I don't much relate to the satire others get in this book. The bad food and poor maintenance at some exclusive clubs in NYC are legendary, not news, and the whimsical idiocy of certain boat races on Upper St. Regis Lake and Lake Placid (and some dirty tricks masquerading as innocent pranks) seem pretty tame for those of us who live in the Adirondack Park. People trying too hard to fit in and getting it wrong are probably better sent up in characters like Thackeray's Becky Sharp and James Jones' Maggio than in Clifford's heroine, Evelyn, but Clifford
does a solid job of making Evelyn's cross-threaded motivations and goals plausible, if occasionally deluded.
The most beautifully described and real-life-intense sections are those where Evelyn's relationship(s) with her mother and father are explored, either via dialogue or in Evelyn's thinking about them. Separately, Evelyn as a little girl talking with Mrs. Van Rensselaer is brilliant and evocative,

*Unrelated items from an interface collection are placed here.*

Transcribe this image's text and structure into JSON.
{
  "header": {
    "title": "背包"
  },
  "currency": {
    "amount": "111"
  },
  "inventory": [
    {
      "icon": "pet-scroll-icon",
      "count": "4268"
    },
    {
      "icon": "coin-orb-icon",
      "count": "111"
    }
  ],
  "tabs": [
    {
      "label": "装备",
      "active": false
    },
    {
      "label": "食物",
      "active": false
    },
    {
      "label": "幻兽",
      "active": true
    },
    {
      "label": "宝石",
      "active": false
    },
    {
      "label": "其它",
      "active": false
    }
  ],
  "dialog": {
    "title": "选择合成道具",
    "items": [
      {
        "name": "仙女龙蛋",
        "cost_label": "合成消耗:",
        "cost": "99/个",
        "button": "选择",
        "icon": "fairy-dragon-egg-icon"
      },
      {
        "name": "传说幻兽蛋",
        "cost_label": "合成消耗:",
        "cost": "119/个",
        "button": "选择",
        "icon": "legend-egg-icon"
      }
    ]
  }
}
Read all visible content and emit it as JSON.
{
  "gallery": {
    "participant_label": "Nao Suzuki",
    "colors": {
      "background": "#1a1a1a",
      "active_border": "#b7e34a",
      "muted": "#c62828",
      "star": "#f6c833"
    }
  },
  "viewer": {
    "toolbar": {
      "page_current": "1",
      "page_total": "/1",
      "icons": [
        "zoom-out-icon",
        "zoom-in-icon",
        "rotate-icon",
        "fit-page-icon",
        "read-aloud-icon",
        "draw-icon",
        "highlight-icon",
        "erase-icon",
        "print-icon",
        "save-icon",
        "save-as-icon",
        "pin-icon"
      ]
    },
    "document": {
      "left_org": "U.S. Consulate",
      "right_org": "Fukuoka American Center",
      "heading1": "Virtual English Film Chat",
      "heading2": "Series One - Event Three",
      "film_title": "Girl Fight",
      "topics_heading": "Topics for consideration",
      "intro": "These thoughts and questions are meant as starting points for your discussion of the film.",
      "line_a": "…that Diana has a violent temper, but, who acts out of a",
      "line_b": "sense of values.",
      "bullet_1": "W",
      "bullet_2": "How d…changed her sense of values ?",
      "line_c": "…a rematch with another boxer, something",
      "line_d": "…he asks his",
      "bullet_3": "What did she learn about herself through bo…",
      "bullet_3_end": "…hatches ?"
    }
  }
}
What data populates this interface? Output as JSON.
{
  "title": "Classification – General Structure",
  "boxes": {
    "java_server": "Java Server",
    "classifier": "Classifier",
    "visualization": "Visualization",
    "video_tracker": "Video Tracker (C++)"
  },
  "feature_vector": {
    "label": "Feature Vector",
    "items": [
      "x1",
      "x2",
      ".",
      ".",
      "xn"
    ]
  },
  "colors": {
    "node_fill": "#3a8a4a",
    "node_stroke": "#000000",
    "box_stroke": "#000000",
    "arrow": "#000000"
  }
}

and a rain-soaked Evelyn singing Sondheim in a piano bar is a classic vignette.
If I had druthers, they would be that Clifford would either work a little harder on her comic timing or else abandon overt comedy altogether. She
does sincerity and thought-provoking anger and debate extremely well, and she has a nuanced feel for how people can communicate effectively, but obliquely or via non-verbal messages, when they really care about each other almost too much. This is a rarer talent than she
may know, and it is worth developing into more muscular formats. Clifford is very likely to build a stronger voice as she keeps working.
Most recent customer reviews
A story about a bunch of insufferable bores and the girl who desperately tries to fit in with them. Evelyn Beegan is an on-the-fringe outsider.Read more